yakitori sauce runs along the razor’s edge of sweetness, but it is precisely what’s needed to release the latent fish wallop in the darkly roasted cured salmon collars. However, even the glorious roast chicken jus that bathes the escolar with creamed corn, chanterelles, and truffled pomme purée can’t mask the fact that except for the fish, everything is cold. Good technique demands that your sauté cook and your garnish person work as one.

Better thought out is the salad of octopus confit. A kind of marine beef jerky, the flesh is served with plump chickpeas, hand-torn radicchio leaves, and a carrot-and-onion mirepoix, but it is given backbone by the bracing acidity of a chile-red wine vinaigrette. It’s a perfect example of how Shook and Dotolo match their savvily promoted frat boy enthusiasm with straight-up culinary rigor. The blending of the two is part of the excitement that percolates beneath everything they do. Smoked steelhead roe with clouds of maple-infused whipped cream and pumpernickel toast leaves you unsure whether you’re at IHOP or watching a National Geographic special on America’s culinary heritage; still, there’s no doubt that precision is at the dish’s core. If the cream weren’t whipped soft or the toast thin and crisp—indeed, if the toast didn’t have the Nordic bite of pumpernickel—the whole would collapse under its cargo of allusions.

Though the daily fruit pie is good (you can see it through the kitchen’s open door cooling on top of the ice cream maker with its juices oozing down the pie tin), the must-have dessert is a scoop of frozen lime yogurt served with graham cracker crumble on one side of the bowl and toasted meringue coating the other. If key lime pie is the archetype, this one is deconstructed and reverential. The combination of citric acidity (courtesy of Schaner Family Farms), billowy sweetness, and dark sugar crunch that made the pie a classic are all here, but they don’t weigh you down the way traditional key lime pie does.

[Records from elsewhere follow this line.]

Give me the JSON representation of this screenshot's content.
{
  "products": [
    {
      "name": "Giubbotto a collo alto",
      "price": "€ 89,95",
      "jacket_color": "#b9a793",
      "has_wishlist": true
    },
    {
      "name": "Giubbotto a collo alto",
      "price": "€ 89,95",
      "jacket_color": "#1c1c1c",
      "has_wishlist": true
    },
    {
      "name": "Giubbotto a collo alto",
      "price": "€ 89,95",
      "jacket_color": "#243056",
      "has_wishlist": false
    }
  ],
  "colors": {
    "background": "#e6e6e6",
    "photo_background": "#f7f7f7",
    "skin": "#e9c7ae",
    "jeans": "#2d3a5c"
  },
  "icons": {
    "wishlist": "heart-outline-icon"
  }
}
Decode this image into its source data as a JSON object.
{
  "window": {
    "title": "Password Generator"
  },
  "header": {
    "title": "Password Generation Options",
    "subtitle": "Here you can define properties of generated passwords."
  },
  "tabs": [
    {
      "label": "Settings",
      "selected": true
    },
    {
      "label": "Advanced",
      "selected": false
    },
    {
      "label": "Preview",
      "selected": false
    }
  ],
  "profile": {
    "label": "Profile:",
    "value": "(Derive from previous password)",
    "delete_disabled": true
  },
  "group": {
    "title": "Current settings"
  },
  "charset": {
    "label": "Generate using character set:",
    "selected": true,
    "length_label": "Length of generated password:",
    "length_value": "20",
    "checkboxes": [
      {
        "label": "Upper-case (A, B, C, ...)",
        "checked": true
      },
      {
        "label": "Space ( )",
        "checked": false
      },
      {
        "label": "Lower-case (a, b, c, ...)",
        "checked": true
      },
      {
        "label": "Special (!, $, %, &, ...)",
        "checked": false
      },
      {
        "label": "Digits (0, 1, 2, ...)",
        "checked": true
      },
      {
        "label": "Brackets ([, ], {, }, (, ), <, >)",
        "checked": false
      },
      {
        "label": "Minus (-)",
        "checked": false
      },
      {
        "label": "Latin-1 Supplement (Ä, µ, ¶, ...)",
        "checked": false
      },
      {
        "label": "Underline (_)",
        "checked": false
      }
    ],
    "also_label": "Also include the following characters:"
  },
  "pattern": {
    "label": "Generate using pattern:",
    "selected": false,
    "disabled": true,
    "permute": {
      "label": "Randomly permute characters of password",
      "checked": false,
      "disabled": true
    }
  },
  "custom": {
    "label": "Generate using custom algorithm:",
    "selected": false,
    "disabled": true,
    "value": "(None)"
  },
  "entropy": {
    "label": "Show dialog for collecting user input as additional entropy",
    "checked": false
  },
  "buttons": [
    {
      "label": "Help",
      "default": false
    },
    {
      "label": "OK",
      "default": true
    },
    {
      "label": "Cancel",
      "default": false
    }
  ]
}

Cooking by its nature is an emotional enterprise, and creating a sense of place is one of the ways chefs channel those sentiments. Sitting in that cramped room over four visits, sipping Hemingway daiquiris as platters of oysters drifted by, I began to feel like a Tom McGuane character who’d stumbled into an air-conditioned spot after the Fairlane died along the A1A highway. The trucker caps, the fried hominy at Animal—Shook and Dotolo have never hidden their Southern roots. But here Southern cooking is on an equal footing with the French and the Polynesian and all the other elements that infuse the menu. The alligator schnitzel is an embodiment of the chefs’ evolving style, in which the cutlet’s crisp breaded exterior is topped with juicy heart of palm slaw and sweetened with a syrup of Myers’s rum and vanilla. Less renegade and more sincere, it’s a skilled interpretation that salutes where Shook and Dotolo’s road began.